Roger J Burke
I now live north of Brisbane, Queensland, near the Sunshine Coast, after having lived in New Guinea, the UK and Canada from 1961 to 1993. During that time, I've had the good fortune to have three sons and a daughter in Australia and twin sons and a daughter from a prior marriage in Canada.
My work record includes the following: first, a spot of colonial administration for five years (1961-1966) in New Guinea, the substance of which formed the narrative for my tell-all memoir, Another Fool's Paradise.
Second, after resigning in 1966, I departed the Australian scene for a long career in IT in England (five years), back to Australia (two years), then back to the UK and on to North America for another twenty-two years. During all that time, I functioned in a variety of roles within operations, programming, systems design and project management. Along the way, I also began a life-long association with karate-do and helped operate karate dojos; also assisted with women's self defense courses in Canada but conducted my own such courses in Australia.
Finally, after settling back in Australia in 1993, I concentrated on maintaining my main website (Roger's Reference) which is devoted to specialized dictionaries of homonyms and homophones. My goal is to amass the largest such database on the internet. While doing so, I discovered the delights of chiastic rhetoric, most commonly exemplified with rhetorical observations such as: I eat to live, not live to eat (first attributed to Cicero, ancient Roman senator). I was so taken with that type of rhetoric, I've formulated over a thousand original comments into three volumes which are available, FREE, in PDF at the above site.

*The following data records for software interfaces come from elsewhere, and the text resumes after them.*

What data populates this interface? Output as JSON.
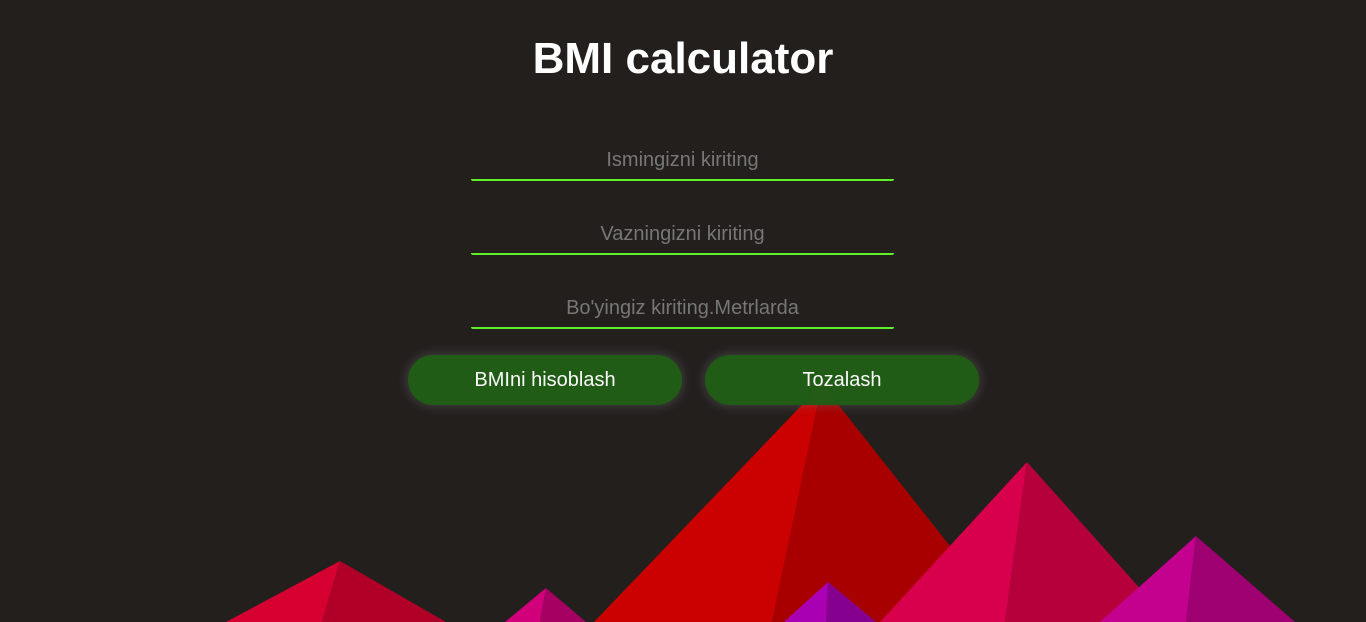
{
  "page": {
    "title": "BMI calculator"
  },
  "form": {
    "name_placeholder": "Ismingizni kiriting",
    "name_value": "",
    "weight_placeholder": "Vazningizni kiriting",
    "weight_value": "",
    "height_placeholder": "Bo'yingiz kiriting.Metrlarda",
    "height_value": ""
  },
  "buttons": {
    "calculate_label": "BMIni hisoblash",
    "clear_label": "Tozalash"
  },
  "colors": {
    "background": "#221f1d",
    "accent_underline": "#5ef02a",
    "button": "#215e17"
  }
}
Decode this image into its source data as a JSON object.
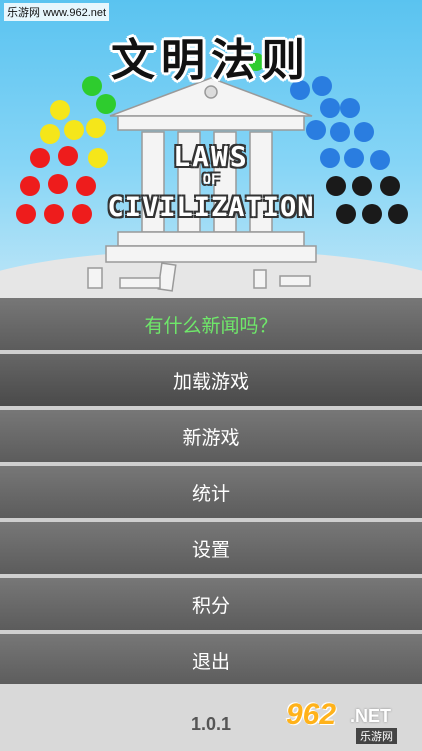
{
  "watermark": {
    "top_text": "乐游网 www.962.net",
    "logo_number": "962",
    "logo_suffix": ".NET",
    "logo_sub": "乐游网"
  },
  "header": {
    "game_title": "文明法则"
  },
  "logo": {
    "line1": "LAWS",
    "line2": "OF",
    "line3": "CIVILIZATION"
  },
  "menu": {
    "items": [
      {
        "label": "有什么新闻吗？"
      },
      {
        "label": "加载游戏"
      },
      {
        "label": "新游戏"
      },
      {
        "label": "统计"
      },
      {
        "label": "设置"
      },
      {
        "label": "积分"
      },
      {
        "label": "退出"
      }
    ]
  },
  "footer": {
    "version": "1.0.1"
  },
  "colors": {
    "news": "#6fe86a",
    "menu_bg": "#666666",
    "sky": "#5ac3f0"
  }
}
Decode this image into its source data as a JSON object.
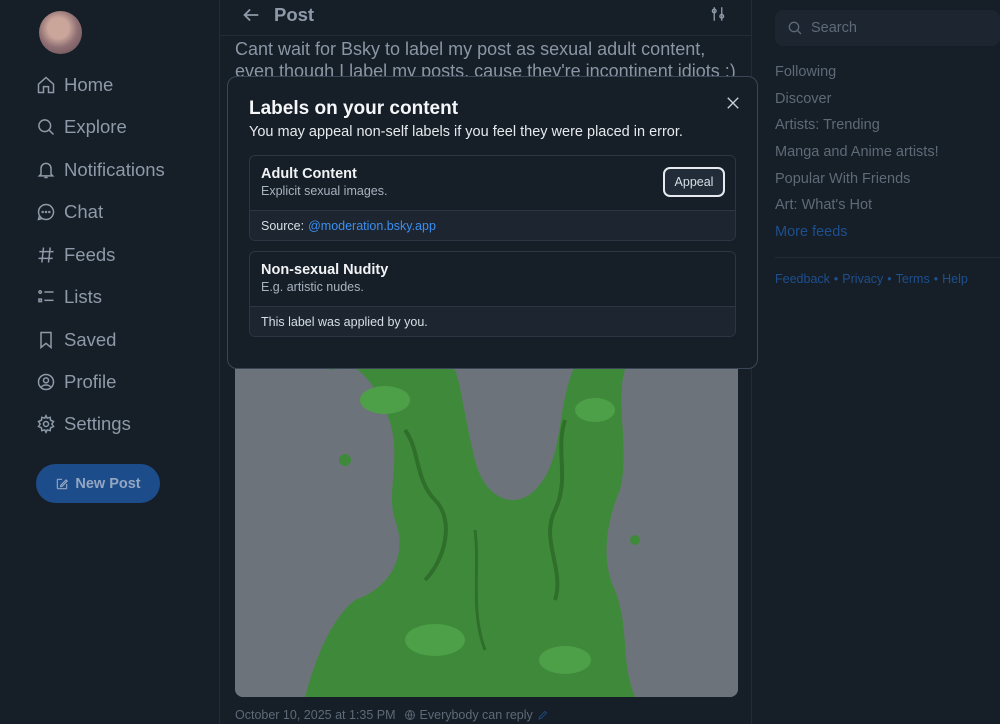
{
  "nav": {
    "items": [
      {
        "label": "Home",
        "icon": "home-icon"
      },
      {
        "label": "Explore",
        "icon": "search-icon"
      },
      {
        "label": "Notifications",
        "icon": "bell-icon"
      },
      {
        "label": "Chat",
        "icon": "chat-icon"
      },
      {
        "label": "Feeds",
        "icon": "hash-icon"
      },
      {
        "label": "Lists",
        "icon": "list-icon"
      },
      {
        "label": "Saved",
        "icon": "bookmark-icon"
      },
      {
        "label": "Profile",
        "icon": "user-circle-icon"
      },
      {
        "label": "Settings",
        "icon": "gear-icon"
      }
    ],
    "new_post_label": "New Post"
  },
  "header": {
    "title": "Post"
  },
  "post": {
    "text": "Cant wait for Bsky to label my post as sexual adult content, even though I label my posts, cause they're incontinent idiots :)",
    "timestamp": "October 10, 2025 at 1:35 PM",
    "reply_setting": "Everybody can reply"
  },
  "search": {
    "placeholder": "Search"
  },
  "feeds": {
    "items": [
      "Following",
      "Discover",
      "Artists: Trending",
      "Manga and Anime artists!",
      "Popular With Friends",
      "Art: What's Hot"
    ],
    "more_label": "More feeds"
  },
  "footer": {
    "feedback": "Feedback",
    "privacy": "Privacy",
    "terms": "Terms",
    "help": "Help"
  },
  "modal": {
    "title": "Labels on your content",
    "subtitle": "You may appeal non-self labels if you feel they were placed in error.",
    "labels": [
      {
        "name": "Adult Content",
        "description": "Explicit sexual images.",
        "source_prefix": "Source:",
        "source_link": "@moderation.bsky.app",
        "appeal_label": "Appeal"
      },
      {
        "name": "Non-sexual Nudity",
        "description": "E.g. artistic nudes.",
        "source_text": "This label was applied by you."
      }
    ]
  },
  "colors": {
    "background": "#161e27",
    "accent": "#1d4c8a",
    "link": "#3b8ff0",
    "image_slime": "#3f8a3a"
  }
}
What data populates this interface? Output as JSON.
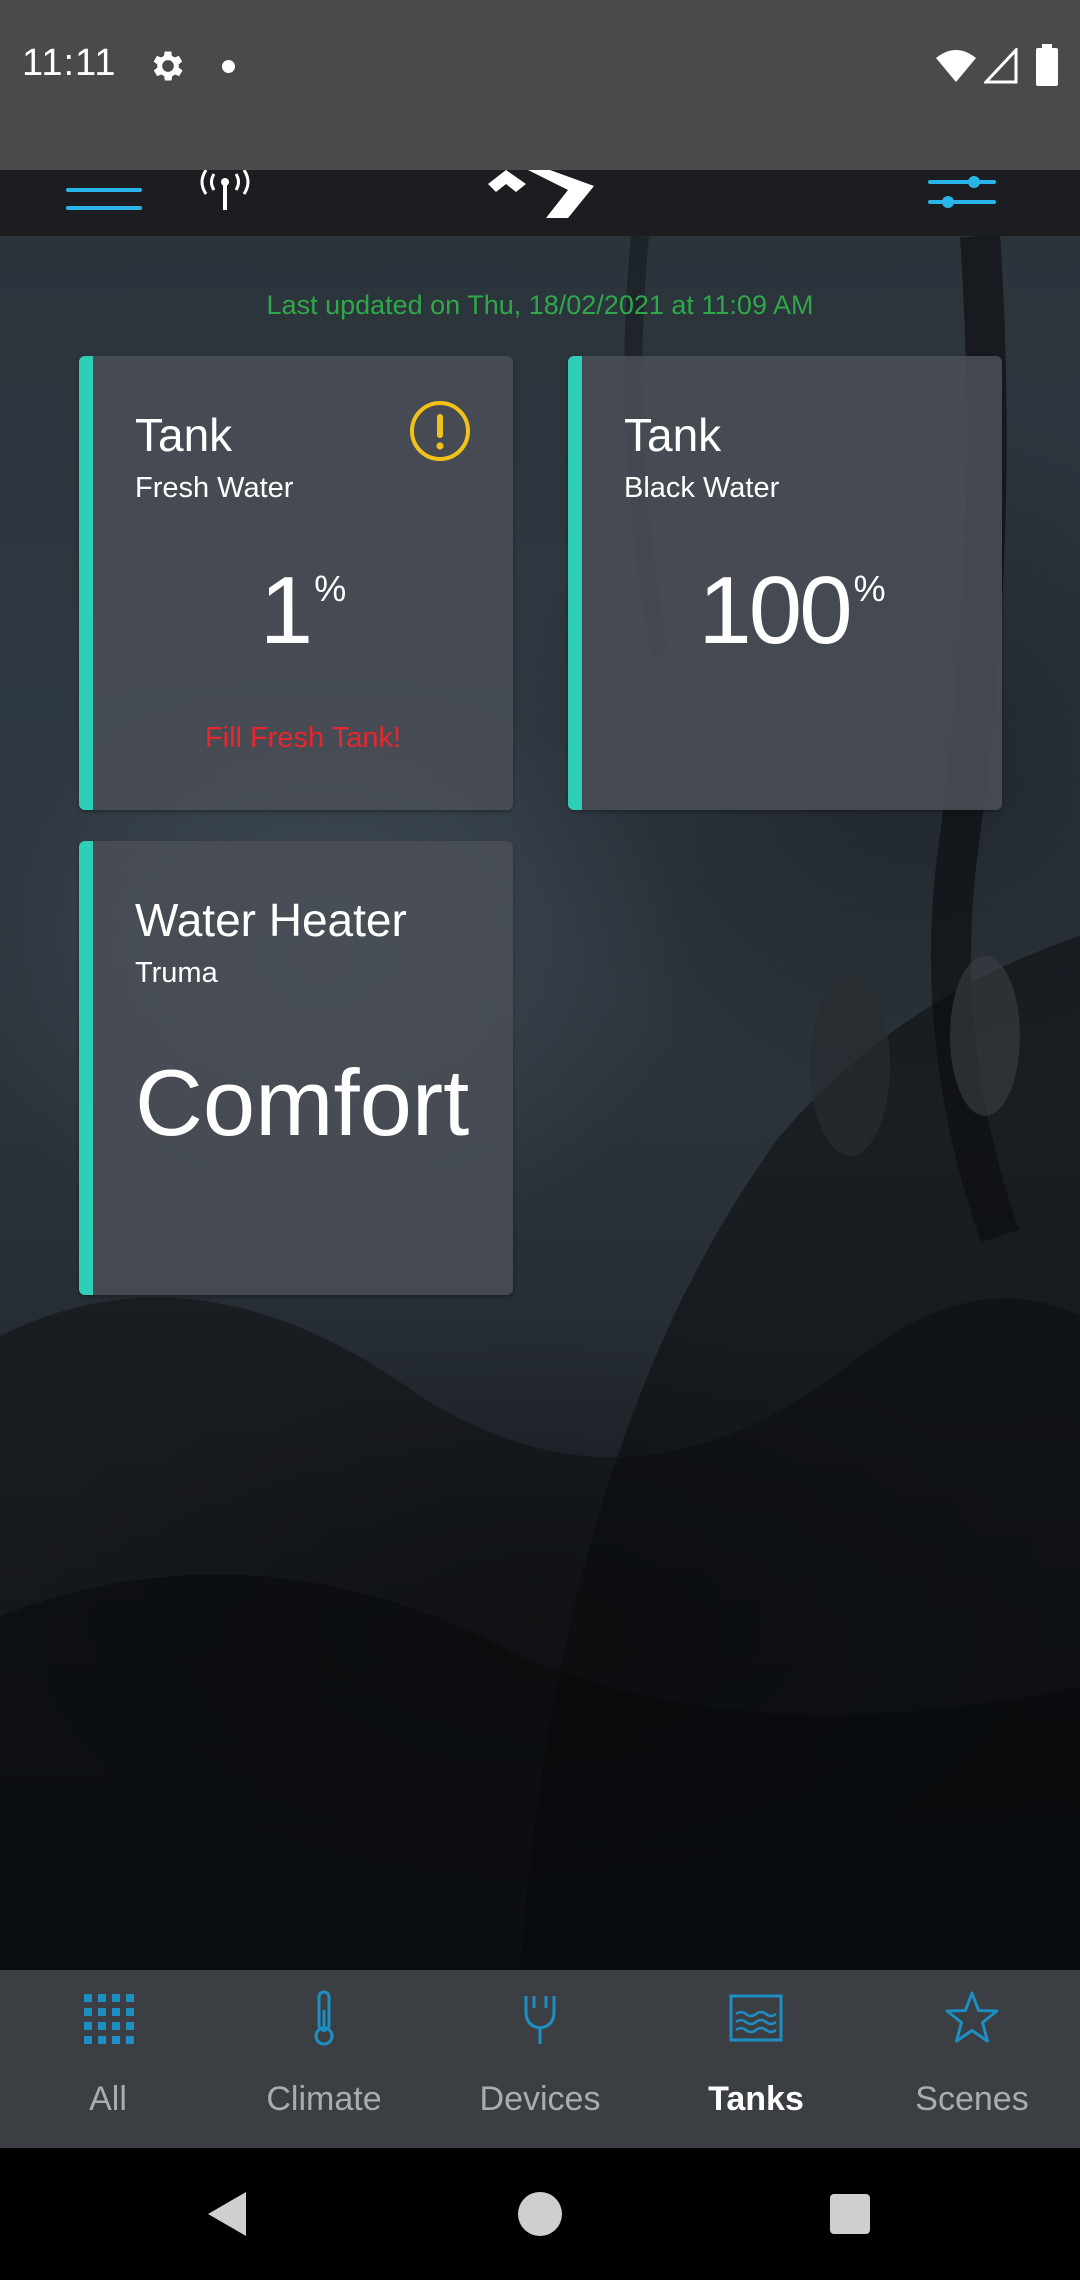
{
  "status_bar": {
    "time": "11:11"
  },
  "header": {
    "last_updated": "Last updated on Thu, 18/02/2021 at 11:09 AM"
  },
  "cards": [
    {
      "title": "Tank",
      "subtitle": "Fresh Water",
      "value": "1",
      "unit": "%",
      "alert": "Fill Fresh Tank!",
      "warning_icon": "warning-icon"
    },
    {
      "title": "Tank",
      "subtitle": "Black Water",
      "value": "100",
      "unit": "%"
    },
    {
      "title": "Water Heater",
      "subtitle": "Truma",
      "value": "Comfort"
    }
  ],
  "nav": {
    "items": [
      {
        "label": "All",
        "icon": "grid-icon"
      },
      {
        "label": "Climate",
        "icon": "thermometer-icon"
      },
      {
        "label": "Devices",
        "icon": "plug-icon"
      },
      {
        "label": "Tanks",
        "icon": "tank-icon",
        "active": true
      },
      {
        "label": "Scenes",
        "icon": "star-icon"
      }
    ]
  },
  "colors": {
    "accent": "#2ecfb6",
    "updated_text": "#2fa84a",
    "alert_text": "#e8262e",
    "warning": "#f2c21b",
    "nav_icon": "#1e8fc3"
  }
}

Recognizing the need for further education to improve my writing skills, I obtained a BA (Literature & Composition) at Griffith U. in 2007, followed by an MA (Writing) from Swinburne U. in 2009. In development are mobile apps and additional websites to promote other works and products, some of which will also be published through other outlets in due course.
Roger J. Burke